* **Task goal**
Your task is to work out how many lines in the data include the word "Allows". Reply with the number alone.

(Data items)
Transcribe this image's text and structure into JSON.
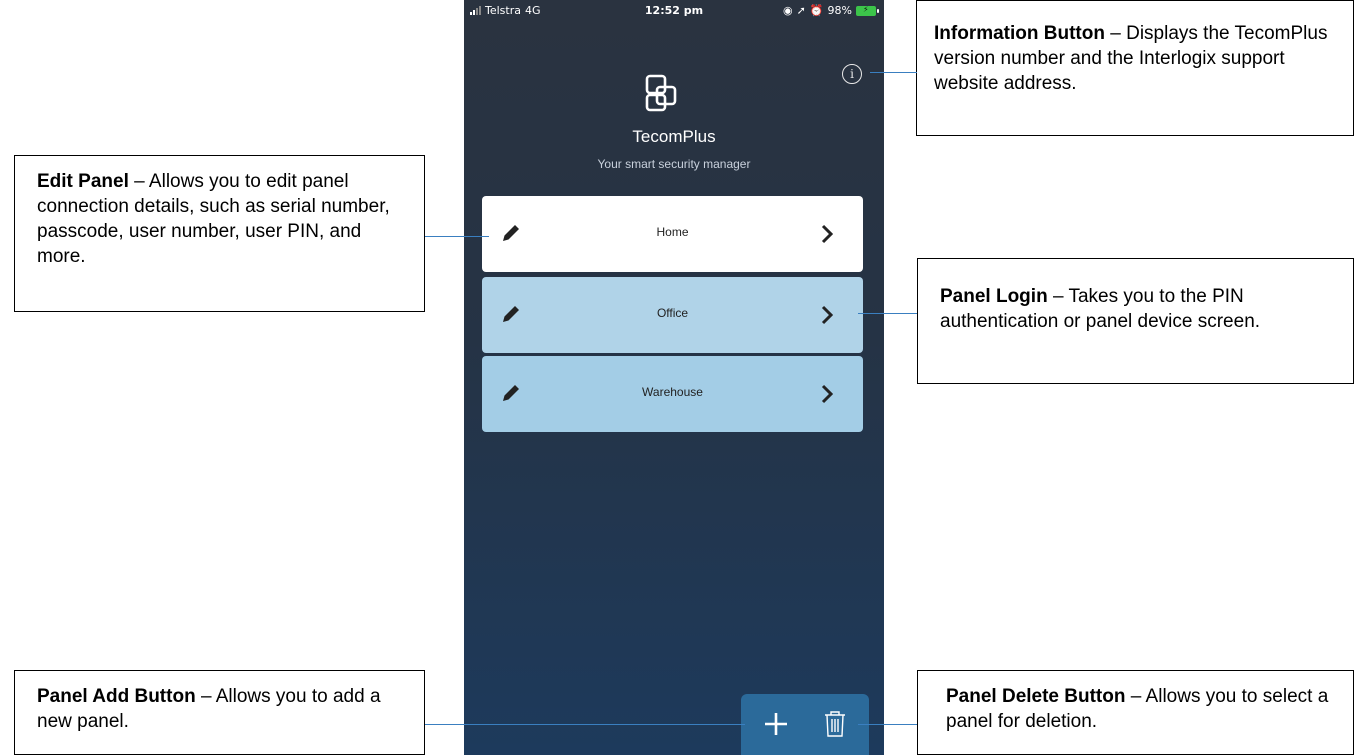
{
  "status_bar": {
    "carrier": "Telstra",
    "network": "4G",
    "time": "12:52 pm",
    "battery_percent": "98%"
  },
  "app": {
    "title": "TecomPlus",
    "subtitle": "Your smart security manager",
    "info_symbol": "i"
  },
  "panels": [
    {
      "name": "Home",
      "color": "#ffffff"
    },
    {
      "name": "Office",
      "color": "#b0d3e8"
    },
    {
      "name": "Warehouse",
      "color": "#a3cde6"
    }
  ],
  "icons": {
    "edit": "pencil-icon",
    "login": "chevron-right-icon",
    "add": "plus-icon",
    "delete": "trash-icon",
    "info": "info-icon"
  },
  "callouts": {
    "info": {
      "title": "Information Button",
      "text": " – Displays the TecomPlus version number and the Interlogix support website address."
    },
    "edit": {
      "title": "Edit Panel",
      "text": " – Allows you to edit panel connection details, such as serial number, passcode, user number, user PIN, and more."
    },
    "login": {
      "title": "Panel Login",
      "text": " – Takes you to the PIN authentication or panel device screen."
    },
    "add": {
      "title": "Panel Add Button",
      "text": " – Allows you to add a new panel."
    },
    "delete": {
      "title": "Panel Delete Button",
      "text": " – Allows you to select a panel for deletion."
    }
  },
  "colors": {
    "toolbar": "#2b6a9a",
    "leader_line": "#3a7fc0"
  }
}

* **Answer below**
3